By R’ Chaim Bruk
Yom Kippur 5782
It’s been a while since I last wrote, but Yom Kippur is coming soon, and I wanted to touch base. I am clueless as to how Yom Kippur is commemorated in your heavenly home, but I am certain you will visit with your parents, my beloved Bubbe and Zayde, and receive your father’s pre-YomKippur blessing as he’s wrapped in his kittel and tallis.
Our sages instituted the Yizkor memorial prayer to be recited on Yom Kippur to help atone for our loved ones who have passed on. I am pretty sure, Ma, that you don’t need atonement, but I will stay in shul nonetheless. Yochanan, Yanky, Rochel, Mushkie, and I, your five kinderlach, will stand in shul, thinking of you, pledging mitzvos on your behalf, and probably wiping away a tear or two. It’s the 11th Yom Kippur that I will be in shul memorializing you—my anchor, my friend, my mother.
Sadness is prohibited on Jewish holidays, but Yizkor is a unique type of grief that makes us feel better, even happier, unloading the burden of our memory and bringing us solace. In those seemingly endless five minutes of Yizkor, I will have to squeeze in so many thoughts:
Yizkor: I will remember that I was blessed with a mother who taught me the value of family and friendship. You would bite your lip all the time just to keep the family peace.
Yizkor: I will remember how much you cried for Chavie and me, at home and at the Rebbe’s resting place, because you wanted G-d to bless us with biological children.
Yizkor: I will remember how you’d schlep to your favorite boutique clothing stores—Widensky’s, Tuesday’s Child, and Nathan’s—so we were the cutest-dressed kids in the neighborhood.
Yizkor: I will remember how much you missed us when we moved to Montana but how proud you were to tell everyone about our accomplishments out west.
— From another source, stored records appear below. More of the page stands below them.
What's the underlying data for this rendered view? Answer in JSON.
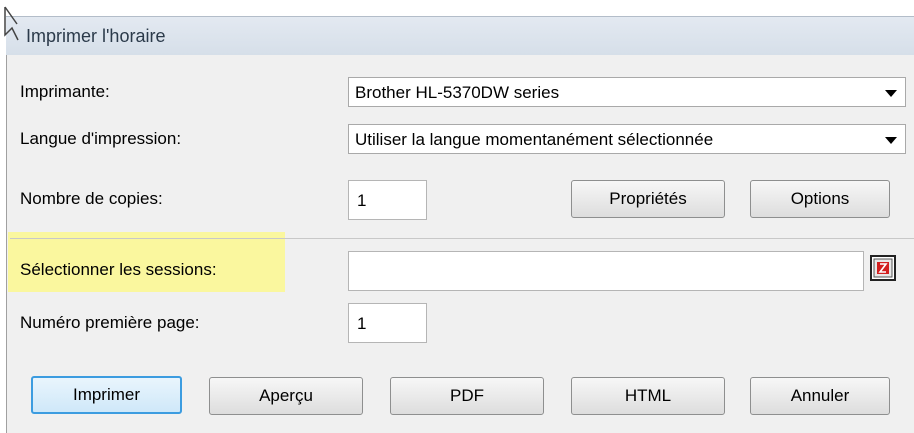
{
  "window": {
    "title": "Imprimer l'horaire"
  },
  "form": {
    "printer": {
      "label": "Imprimante:",
      "value": "Brother HL-5370DW series"
    },
    "language": {
      "label": "Langue d'impression:",
      "value": "Utiliser la langue momentanément sélectionnée"
    },
    "copies": {
      "label": "Nombre de copies:",
      "value": "1"
    },
    "sessions": {
      "label": "Sélectionner les sessions:",
      "value": ""
    },
    "first_page": {
      "label": "Numéro première page:",
      "value": "1"
    }
  },
  "buttons": {
    "properties": "Propriétés",
    "options": "Options",
    "print": "Imprimer",
    "preview": "Aperçu",
    "pdf": "PDF",
    "html": "HTML",
    "cancel": "Annuler"
  },
  "icons": {
    "cursor": "arrow-cursor-icon",
    "session_picker": "session-picker-icon"
  },
  "colors": {
    "highlight": "#faf79e",
    "default_button_border": "#3c9ce0",
    "picker_icon": "#d21f1f"
  }
}
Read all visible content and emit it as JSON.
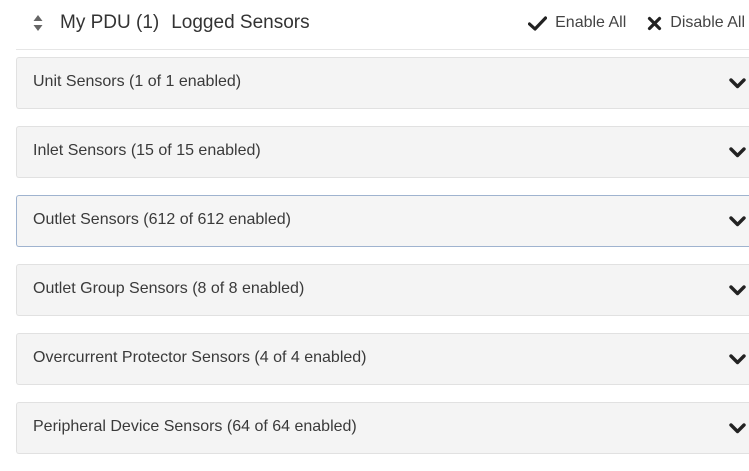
{
  "header": {
    "device_name": "My PDU (1)",
    "title": "Logged Sensors",
    "selector_icon": "sort-updown-icon",
    "enable_all_label": "Enable All",
    "enable_all_icon": "checkmark-icon",
    "disable_all_label": "Disable All",
    "disable_all_icon": "x-icon"
  },
  "panels": [
    {
      "label": "Unit Sensors (1 of 1 enabled)",
      "icon": "chevron-down-icon"
    },
    {
      "label": "Inlet Sensors (15 of 15 enabled)",
      "icon": "chevron-down-icon"
    },
    {
      "label": "Outlet Sensors (612 of 612 enabled)",
      "icon": "chevron-down-icon",
      "focused": true
    },
    {
      "label": "Outlet Group Sensors (8 of 8 enabled)",
      "icon": "chevron-down-icon"
    },
    {
      "label": "Overcurrent Protector Sensors (4 of 4 enabled)",
      "icon": "chevron-down-icon"
    },
    {
      "label": "Peripheral Device Sensors (64 of 64 enabled)",
      "icon": "chevron-down-icon"
    }
  ],
  "colors": {
    "panel_background": "#f4f4f4",
    "panel_border": "#e1e1e1",
    "focus_border": "#9fb3cf",
    "text": "#333333"
  }
}
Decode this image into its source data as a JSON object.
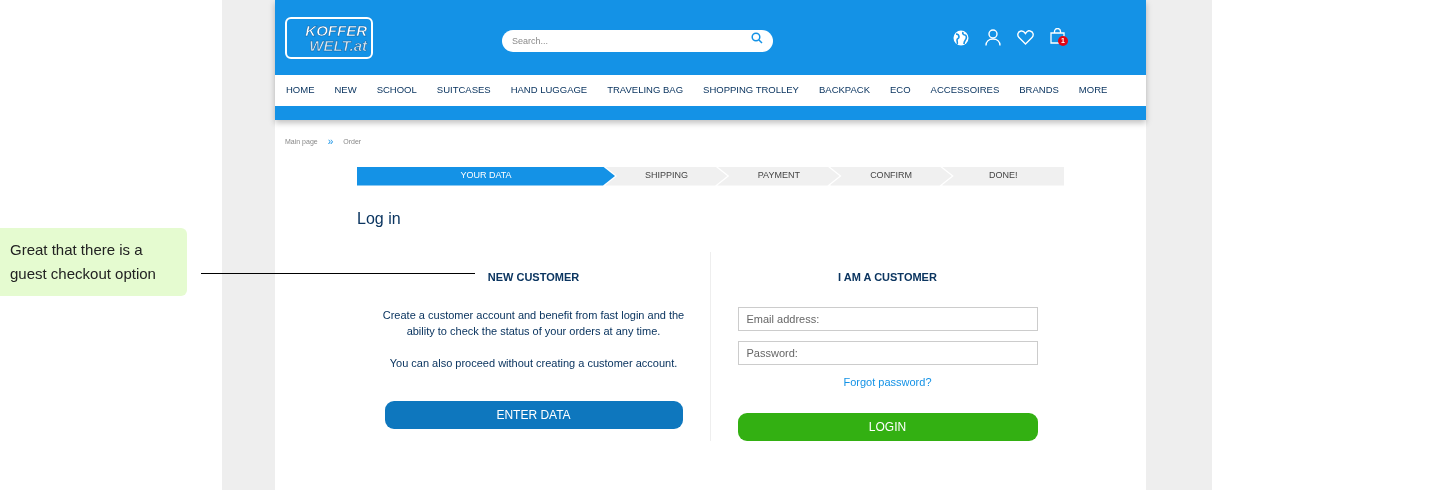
{
  "annotation": {
    "text": "Great that there is a guest checkout option"
  },
  "header": {
    "logo": {
      "line_1": "KOFFER",
      "line_2": "WELT.at"
    },
    "search": {
      "placeholder": "Search..."
    },
    "cart_count": "1"
  },
  "nav": [
    "HOME",
    "NEW",
    "SCHOOL",
    "SUITCASES",
    "HAND LUGGAGE",
    "TRAVELING BAG",
    "SHOPPING TROLLEY",
    "BACKPACK",
    "ECO",
    "ACCESSOIRES",
    "BRANDS",
    "MORE"
  ],
  "breadcrumb": [
    "Main page",
    "Order"
  ],
  "breadcrumb_separator": "»",
  "steps": [
    {
      "label": "YOUR DATA",
      "selected": true
    },
    {
      "label": "SHIPPING",
      "selected": false
    },
    {
      "label": "PAYMENT",
      "selected": false
    },
    {
      "label": "CONFIRM",
      "selected": false
    },
    {
      "label": "DONE!",
      "selected": false
    }
  ],
  "title": "Log in",
  "new_customer": {
    "heading": "NEW CUSTOMER",
    "paragraphs": [
      "Create a customer account and benefit from fast login and the ability to check the status of your orders at any time.",
      "You can also proceed without creating a customer account."
    ],
    "button": "ENTER DATA"
  },
  "existing_customer": {
    "heading": "I AM A CUSTOMER",
    "email": {
      "placeholder": "Email address:"
    },
    "password": {
      "placeholder": "Password:"
    },
    "forgot_link": "Forgot password?",
    "button": "LOGIN"
  }
}
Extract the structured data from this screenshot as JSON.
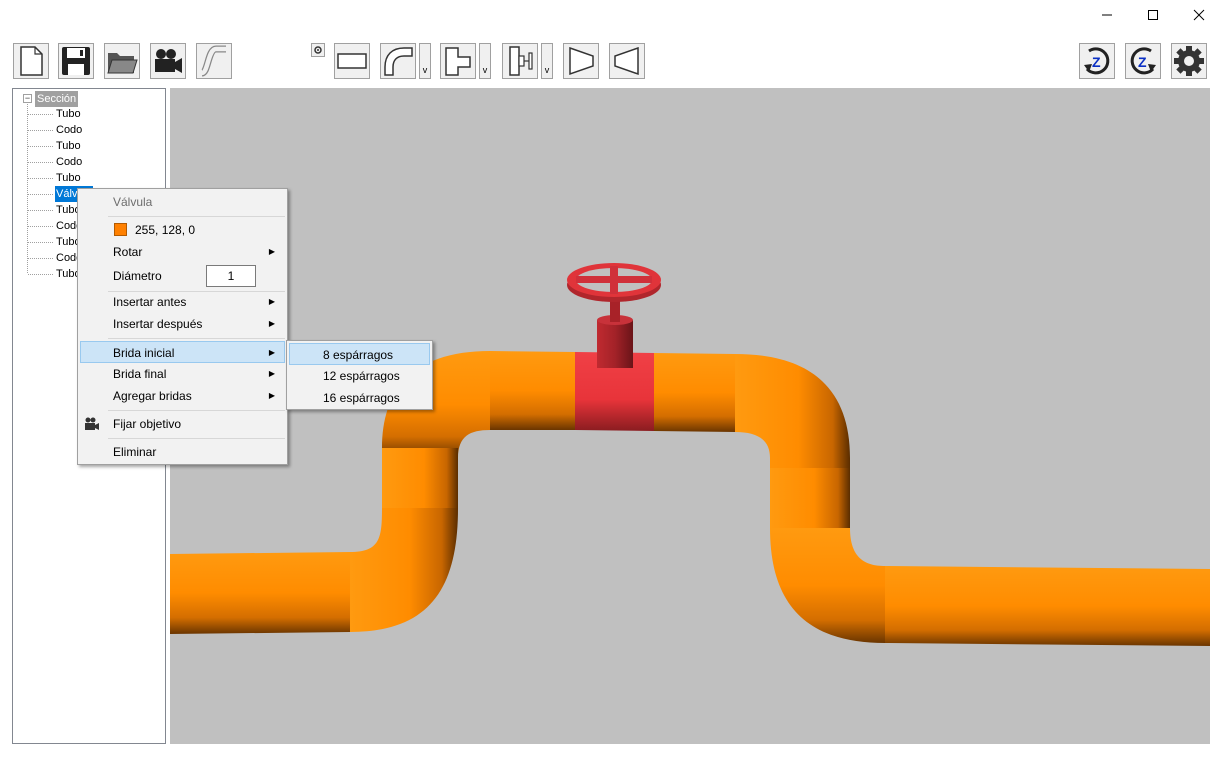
{
  "window": {
    "minimize_icon": "minimize-icon",
    "maximize_icon": "maximize-icon",
    "close_icon": "close-icon"
  },
  "toolbar": {
    "left_buttons": [
      "new-file-icon",
      "save-icon",
      "open-folder-icon",
      "camera-icon",
      "curve-tool-icon"
    ],
    "shape_buttons": [
      "settings-small-icon",
      "tube-icon",
      "elbow-icon",
      "tee-icon",
      "valve-icon",
      "reducer-icon",
      "reducer-reverse-icon"
    ],
    "right_buttons": [
      "rotate-z-cw-icon",
      "rotate-z-ccw-icon",
      "settings-gear-icon"
    ],
    "rotate_label": "Z",
    "dropdown_glyph": "v"
  },
  "tree": {
    "root_label": "Sección",
    "expander": "−",
    "items": [
      "Tubo",
      "Codo",
      "Tubo",
      "Codo",
      "Tubo",
      "Válvula",
      "Tubo",
      "Codo",
      "Tubo",
      "Codo",
      "Tubo"
    ],
    "selected_index": 5
  },
  "context_menu": {
    "header": "Válvula",
    "color_label": "255, 128, 0",
    "color_hex": "#ff8000",
    "rotate": "Rotar",
    "diameter_label": "Diámetro",
    "diameter_value": "1",
    "insert_before": "Insertar antes",
    "insert_after": "Insertar después",
    "start_flange": "Brida inicial",
    "end_flange": "Brida final",
    "add_flanges": "Agregar bridas",
    "set_target": "Fijar objetivo",
    "delete": "Eliminar"
  },
  "submenu": {
    "items": [
      "8 espárragos",
      "12 espárragos",
      "16 espárragos"
    ],
    "highlighted_index": 0
  },
  "scene": {
    "pipe_color": "#ff8c00",
    "valve_color": "#e8343a",
    "background": "#c0c0c0"
  }
}
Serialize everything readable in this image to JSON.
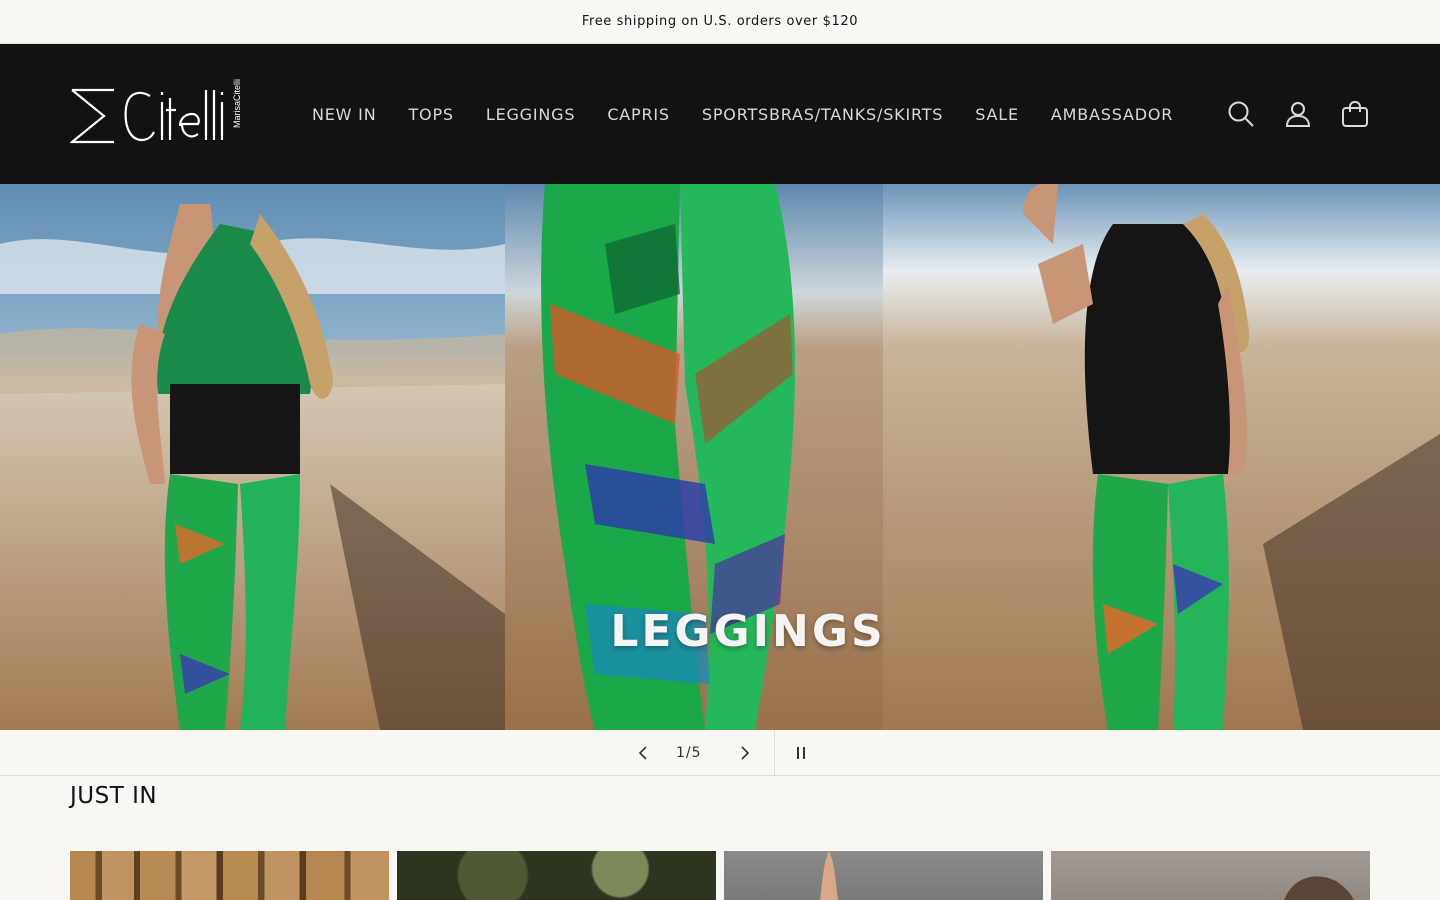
{
  "announcement": {
    "text": "Free shipping on U.S. orders over $120"
  },
  "header": {
    "logo_alt": "MarisaCitelli",
    "nav": [
      {
        "label": "NEW IN"
      },
      {
        "label": "TOPS"
      },
      {
        "label": "LEGGINGS"
      },
      {
        "label": "CAPRIS"
      },
      {
        "label": "SPORTSBRAS/TANKS/SKIRTS"
      },
      {
        "label": "SALE"
      },
      {
        "label": "AMBASSADOR"
      }
    ],
    "icons": [
      "search-icon",
      "account-icon",
      "cart-icon"
    ]
  },
  "hero": {
    "title": "LEGGINGS",
    "counter": "1/5"
  },
  "just_in": {
    "heading": "JUST IN"
  },
  "colors": {
    "header_bg": "#121212",
    "page_bg": "#f8f7f3",
    "nav_text": "#d9d9d9"
  }
}
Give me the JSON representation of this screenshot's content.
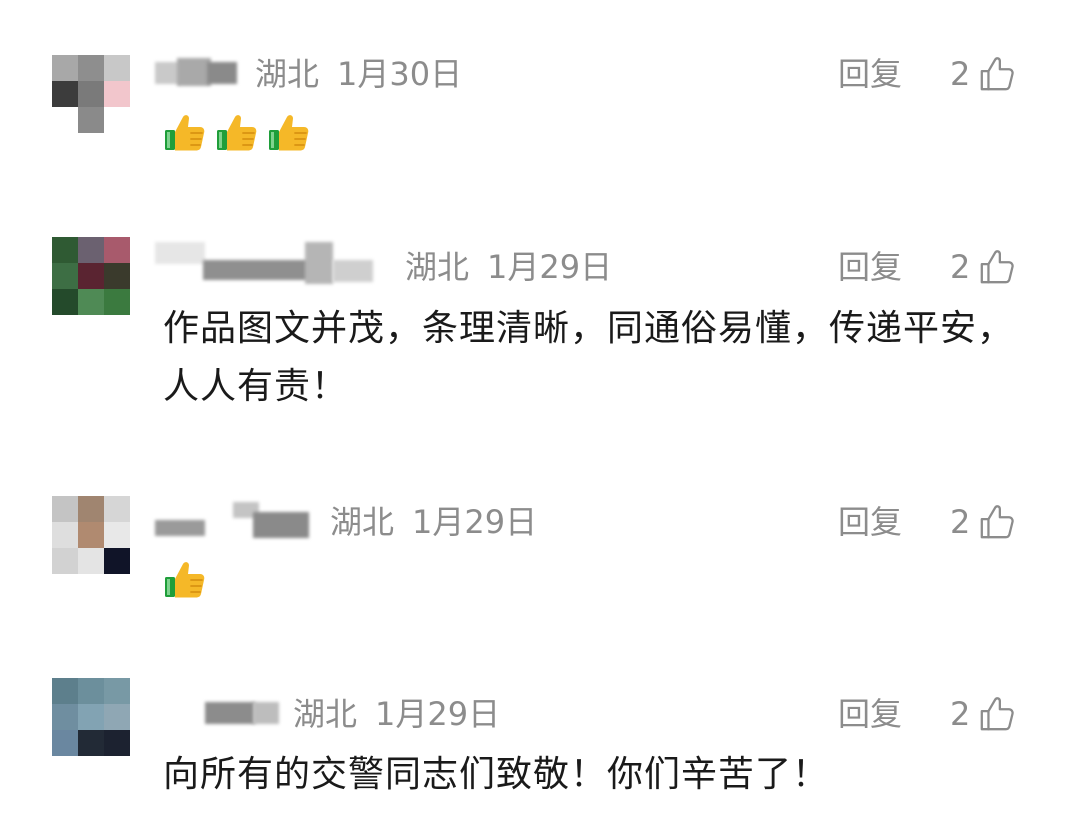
{
  "comments": [
    {
      "region": "湖北",
      "date": "1月30日",
      "reply_label": "回复",
      "like_count": "2",
      "text": "",
      "emoji": [
        "thumbs-up-emoji",
        "thumbs-up-emoji",
        "thumbs-up-emoji"
      ]
    },
    {
      "region": "湖北",
      "date": "1月29日",
      "reply_label": "回复",
      "like_count": "2",
      "text": "作品图文并茂，条理清晰，同通俗易懂，传递平安，人人有责！",
      "emoji": []
    },
    {
      "region": "湖北",
      "date": "1月29日",
      "reply_label": "回复",
      "like_count": "2",
      "text": "",
      "emoji": [
        "thumbs-up-emoji"
      ]
    },
    {
      "region": "湖北",
      "date": "1月29日",
      "reply_label": "回复",
      "like_count": "2",
      "text": "向所有的交警同志们致敬！你们辛苦了！",
      "emoji": []
    }
  ],
  "colors": {
    "meta_text": "#8c8c8c",
    "body_text": "#1a1a1a",
    "background": "#ffffff",
    "emoji_sleeve": "#1f9e3a",
    "emoji_hand": "#f5b828"
  }
}
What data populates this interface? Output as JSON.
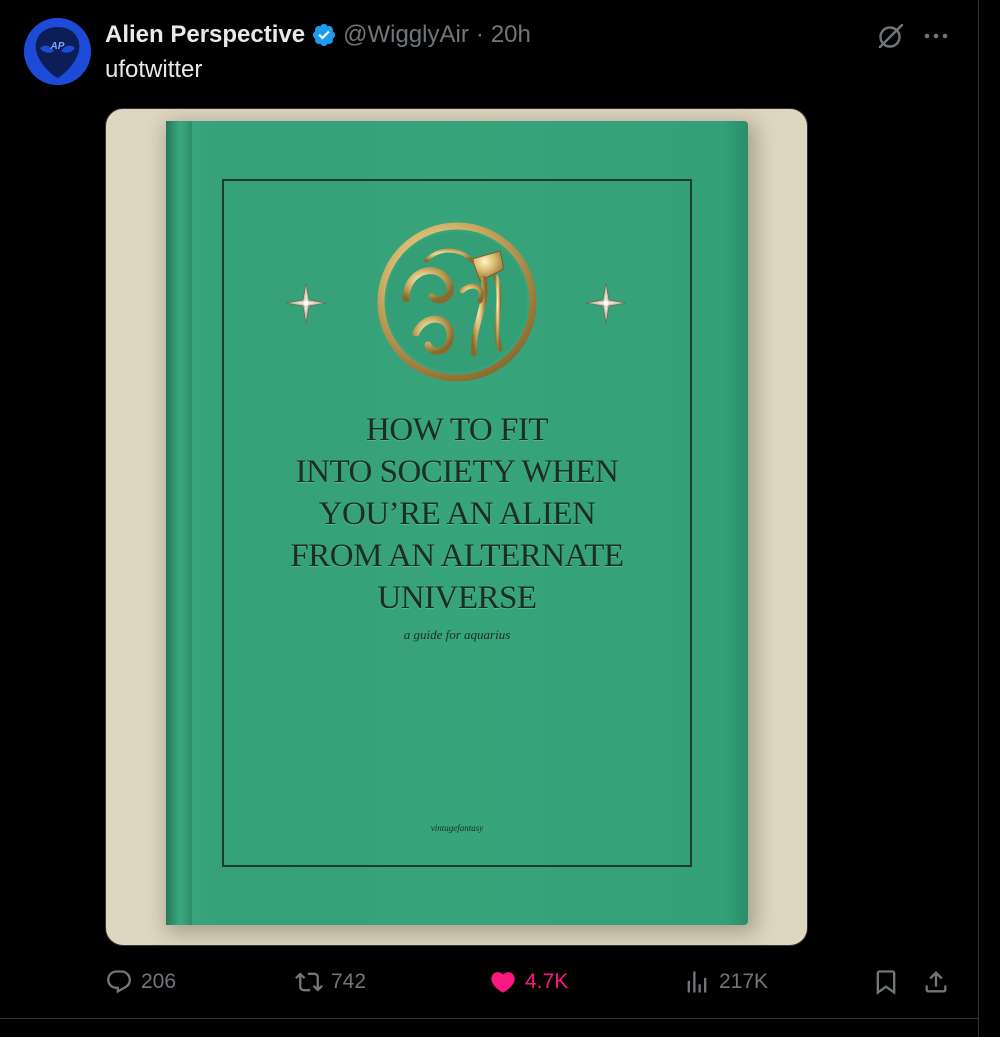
{
  "tweet": {
    "display_name": "Alien Perspective",
    "handle": "@WigglyAir",
    "separator": "·",
    "time": "20h",
    "text": "ufotwitter",
    "avatar_initials": "AP"
  },
  "media": {
    "book_title_lines": [
      "HOW TO FIT",
      "INTO SOCIETY WHEN",
      "YOU’RE AN ALIEN",
      "FROM AN ALTERNATE",
      "UNIVERSE"
    ],
    "book_subtitle": "a guide for aquarius",
    "book_credit": "vintagefantasy",
    "cover_color": "#38a47b"
  },
  "actions": {
    "replies": "206",
    "reposts": "742",
    "likes": "4.7K",
    "views": "217K"
  },
  "colors": {
    "background": "#000000",
    "text_primary": "#e7e9ea",
    "text_secondary": "#71767b",
    "like_active": "#f91880",
    "verified": "#1d9bf0",
    "divider": "#2f3336"
  },
  "icons": {
    "header": [
      "verified-badge-icon",
      "grok-icon",
      "more-icon"
    ],
    "actions": [
      "reply-icon",
      "retweet-icon",
      "heart-icon",
      "views-icon",
      "bookmark-icon",
      "share-icon"
    ]
  }
}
Yizkor: I will remember how hard it was for you when Aba’s business struggled in the 1990s and how, despite your misfortune, you stepped up to the plate to teach and tutor your beloved students, supplementing the household income.
Yizkor: I will remember how much Yiddishkeit meant to you. You loved its depth and imparted that to your children.
Yizkor: I will remember how much you disliked superficiality and begged your loved ones to be authentic and genuine. You never needed anyone’s approval to do the right thing.
Yizkor: I will remember how devoted you were to your five children. Even when we gave you a run for your money, we were the apple of your eye and always came first.
Yizkor: I will remember your decade of suffering and your fight for life. How, despite your pain, you always made your doctors and nurses feel appreciated.
I will stand in shul, Ma, on Yom Kippur and I will remember that I was blessed with a mother who believed in me and always demanded more of me. I will dig deep into memory-land and garner lessons from your fruitful life. Everything I do has a touch of my Yiddishe Mamme in it. You didn’t just give birth to me, raise me, nurture me, and love me; you, together with Aba, made me the man I am, and for that I will say Yizkor.
Members of our ever-growing shul will be standing around me, each in their own silent daze, thinking of their loved ones. I will, of course, think of my four grandparents, our Rebbe, and all those who died al kiddush Hashem, in Israel and abroad, bringing honor to our people and G-d. Yet, above all, I will think of you. Yom Kippur is about introspection and change, and my greatest encouragement to do better, to be better, and even to think better, is you.
Your kids are doing well, Ma; we are as close as ever. Your 22 grandchildren learn about you and will carry your legacy, and our four-year-old Chana Laya, named lovingly for you, is growing beautifully and keeping us on our toes. All five of your children have a child named for you. Life is different without you, and I don’t cry as much, but you’re in my heart 24/7 and I await our reunion with the coming of Mashiach.
I know you miss us, too. So please, Ma, say Yizkor along with us. Say Yizkor so that you don’t forget all our fun times together, and your yearning for us should be as strong as our yearning for you. I know you never wanted to leave, but don’t let distance, both time and space, hurt the precious memories of your amazing life on G-d’s green Earth.
Mommy Dear, peek into the Book of Life, if you can, and make sure your loved ones are signed and sealed. If there’s any trouble, use your well-deserved connection with the Al-mighty to set the record straight. We’re counting on you. May we merit the redemption, and I’ll see you in Yerushalayim!
Have an easy fast. We’ll talk at Yizkor.
Rabbi Chaim Bruk is co-CEO of Chabad Lubavitch of Montana and spiritual leader of The Shul of Bozeman. For comments or to partner in our holy work, e-mail firstname.lastname@example.org or visit JewishMontana.com/Donate.